Start of Information shown

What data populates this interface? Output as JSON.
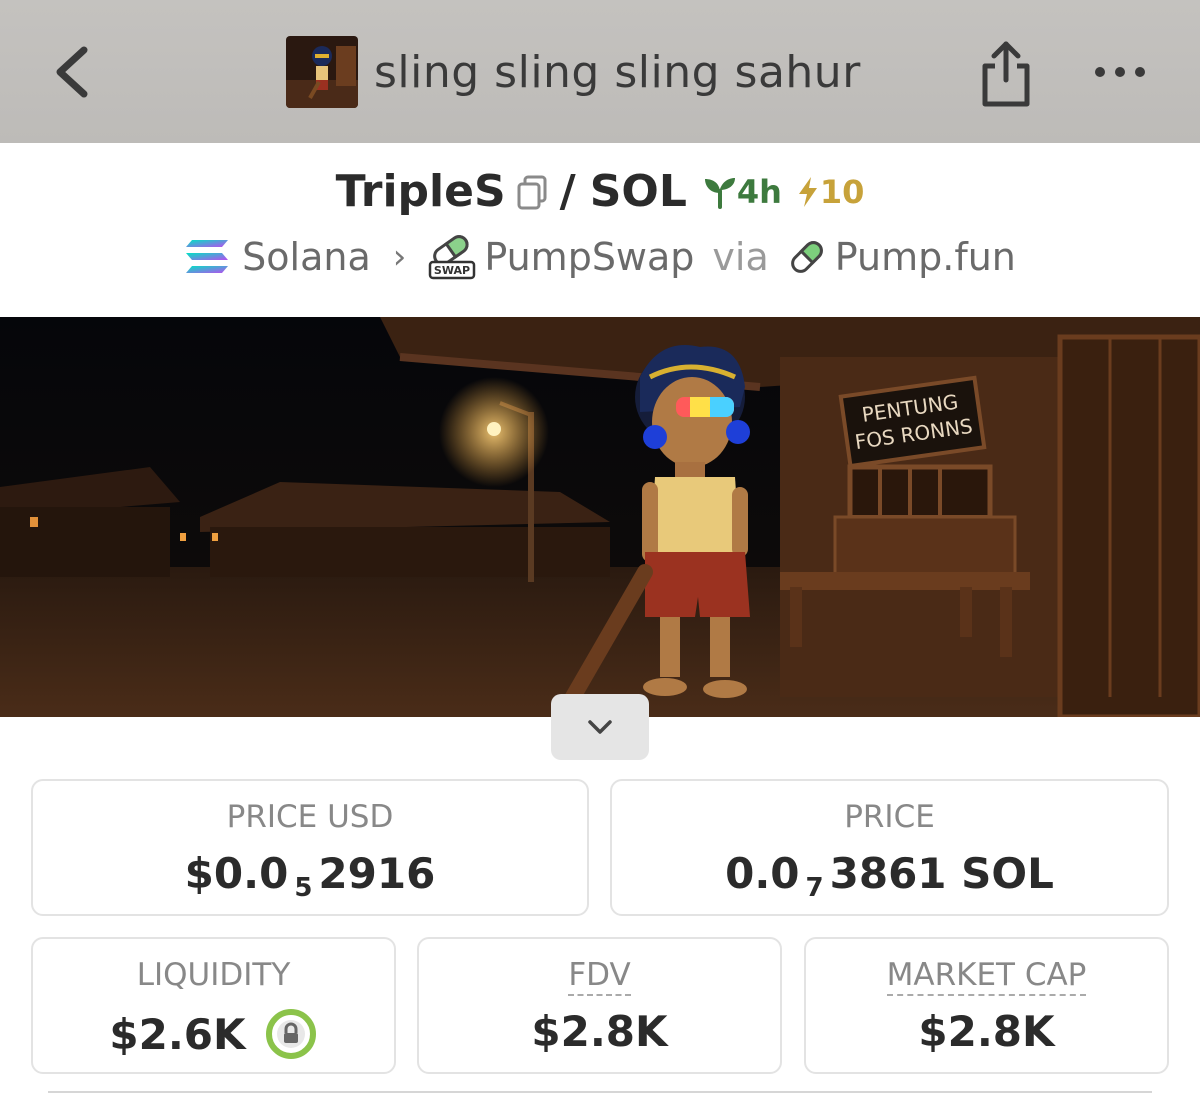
{
  "header": {
    "title": "sling sling sling sahur"
  },
  "pair": {
    "base": "TripleS",
    "separator": "/",
    "quote": "SOL",
    "age": "4h",
    "boosts": "10"
  },
  "chain": {
    "network": "Solana",
    "dex": "PumpSwap",
    "via": "via",
    "launchpad": "Pump.fun",
    "swap_badge": "SWAP"
  },
  "banner": {
    "sign_line1": "PENTUNG",
    "sign_line2": "FOS RONNS"
  },
  "stats": {
    "price_usd_label": "PRICE USD",
    "price_usd_prefix": "$0.0",
    "price_usd_zeros": "5",
    "price_usd_digits": "2916",
    "price_label": "PRICE",
    "price_prefix": "0.0",
    "price_zeros": "7",
    "price_digits": "3861 SOL",
    "liquidity_label": "LIQUIDITY",
    "liquidity_value": "$2.6K",
    "fdv_label": "FDV",
    "fdv_value": "$2.8K",
    "mcap_label": "MARKET CAP",
    "mcap_value": "$2.8K"
  },
  "colors": {
    "age_green": "#3d7a3e",
    "boost_gold": "#c7a23a",
    "lock_green": "#8bc34a"
  }
}
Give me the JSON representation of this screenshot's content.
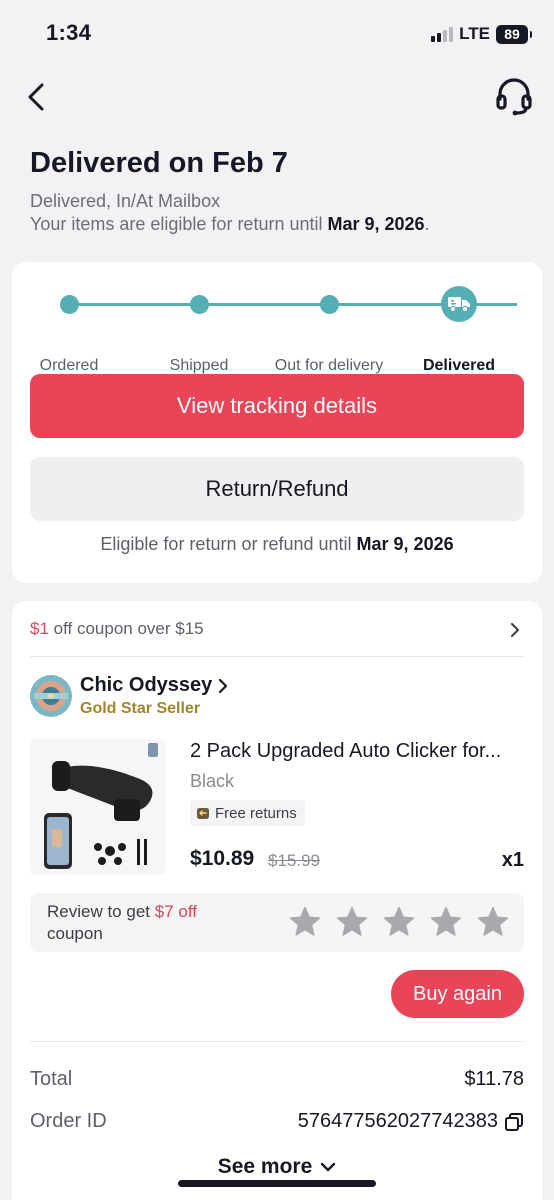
{
  "status_bar": {
    "time": "1:34",
    "network": "LTE",
    "battery": "89"
  },
  "header": {
    "title": "Delivered on Feb 7",
    "subtitle": "Delivered, In/At Mailbox",
    "return_prefix": "Your items are eligible for return until ",
    "return_date": "Mar 9, 2026",
    "return_suffix": "."
  },
  "tracking": {
    "steps": [
      {
        "label": "Ordered"
      },
      {
        "label": "Shipped"
      },
      {
        "label": "Out for delivery"
      },
      {
        "label": "Delivered"
      }
    ],
    "current_step": 4,
    "view_tracking_label": "View tracking details",
    "return_refund_label": "Return/Refund",
    "eligible_prefix": "Eligible for return or refund until ",
    "eligible_date": "Mar 9, 2026"
  },
  "order": {
    "coupon": {
      "amount": "$1",
      "text": " off coupon over $15"
    },
    "shop": {
      "name": "Chic Odyssey",
      "badge": "Gold Star Seller"
    },
    "product": {
      "name": "2 Pack Upgraded Auto Clicker for...",
      "variant": "Black",
      "free_returns": "Free returns",
      "price": "$10.89",
      "original_price": "$15.99",
      "quantity": "x1"
    },
    "review": {
      "prefix": "Review to get ",
      "amount": "$7 off",
      "suffix": "coupon",
      "stars": 5,
      "rating": 0
    },
    "buy_again_label": "Buy again",
    "total_label": "Total",
    "total_value": "$11.78",
    "order_id_label": "Order ID",
    "order_id_value": "576477562027742383",
    "see_more_label": "See more"
  },
  "colors": {
    "accent": "#ea4459",
    "progress": "#55aeb3",
    "gold": "#a0852e"
  }
}
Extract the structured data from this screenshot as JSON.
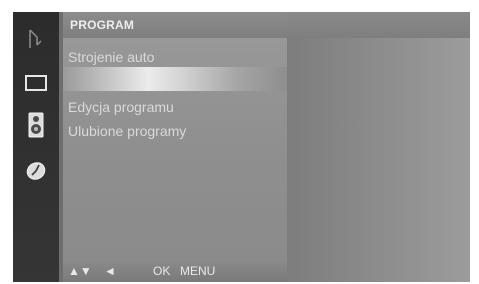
{
  "menu": {
    "title": "PROGRAM",
    "items": [
      "Strojenie auto",
      "",
      "Edycja programu",
      "Ulubione programy"
    ]
  },
  "footer": {
    "up_down": "▲▼",
    "left": "◄",
    "ok": "OK",
    "menu": "MENU"
  },
  "icons": [
    "antenna-icon",
    "screen-icon",
    "speaker-icon",
    "clock-icon"
  ]
}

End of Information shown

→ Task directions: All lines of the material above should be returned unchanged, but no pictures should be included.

→ Solution to the exercise:
What data populates this interface? Output as JSON.
{
  "header": {
    "title": "sling sling sling sahur"
  },
  "pair": {
    "base": "TripleS",
    "separator": "/",
    "quote": "SOL",
    "age": "4h",
    "boosts": "10"
  },
  "chain": {
    "network": "Solana",
    "dex": "PumpSwap",
    "via": "via",
    "launchpad": "Pump.fun",
    "swap_badge": "SWAP"
  },
  "banner": {
    "sign_line1": "PENTUNG",
    "sign_line2": "FOS RONNS"
  },
  "stats": {
    "price_usd_label": "PRICE USD",
    "price_usd_prefix": "$0.0",
    "price_usd_zeros": "5",
    "price_usd_digits": "2916",
    "price_label": "PRICE",
    "price_prefix": "0.0",
    "price_zeros": "7",
    "price_digits": "3861 SOL",
    "liquidity_label": "LIQUIDITY",
    "liquidity_value": "$2.6K",
    "fdv_label": "FDV",
    "fdv_value": "$2.8K",
    "mcap_label": "MARKET CAP",
    "mcap_value": "$2.8K"
  },
  "colors": {
    "age_green": "#3d7a3e",
    "boost_gold": "#c7a23a",
    "lock_green": "#8bc34a"
  }
}
Give me the JSON representation of this screenshot's content.
{
  "status_bar": {
    "time": "1:34",
    "network": "LTE",
    "battery": "89"
  },
  "header": {
    "title": "Delivered on Feb 7",
    "subtitle": "Delivered, In/At Mailbox",
    "return_prefix": "Your items are eligible for return until ",
    "return_date": "Mar 9, 2026",
    "return_suffix": "."
  },
  "tracking": {
    "steps": [
      {
        "label": "Ordered"
      },
      {
        "label": "Shipped"
      },
      {
        "label": "Out for delivery"
      },
      {
        "label": "Delivered"
      }
    ],
    "current_step": 4,
    "view_tracking_label": "View tracking details",
    "return_refund_label": "Return/Refund",
    "eligible_prefix": "Eligible for return or refund until ",
    "eligible_date": "Mar 9, 2026"
  },
  "order": {
    "coupon": {
      "amount": "$1",
      "text": " off coupon over $15"
    },
    "shop": {
      "name": "Chic Odyssey",
      "badge": "Gold Star Seller"
    },
    "product": {
      "name": "2 Pack Upgraded Auto Clicker for...",
      "variant": "Black",
      "free_returns": "Free returns",
      "price": "$10.89",
      "original_price": "$15.99",
      "quantity": "x1"
    },
    "review": {
      "prefix": "Review to get ",
      "amount": "$7 off",
      "suffix": "coupon",
      "stars": 5,
      "rating": 0
    },
    "buy_again_label": "Buy again",
    "total_label": "Total",
    "total_value": "$11.78",
    "order_id_label": "Order ID",
    "order_id_value": "576477562027742383",
    "see_more_label": "See more"
  },
  "colors": {
    "accent": "#ea4459",
    "progress": "#55aeb3",
    "gold": "#a0852e"
  }
}
Extract the structured data from this screenshot as JSON.
{
  "menu": {
    "title": "PROGRAM",
    "items": [
      "Strojenie auto",
      "",
      "Edycja programu",
      "Ulubione programy"
    ]
  },
  "footer": {
    "up_down": "▲▼",
    "left": "◄",
    "ok": "OK",
    "menu": "MENU"
  },
  "icons": [
    "antenna-icon",
    "screen-icon",
    "speaker-icon",
    "clock-icon"
  ]
}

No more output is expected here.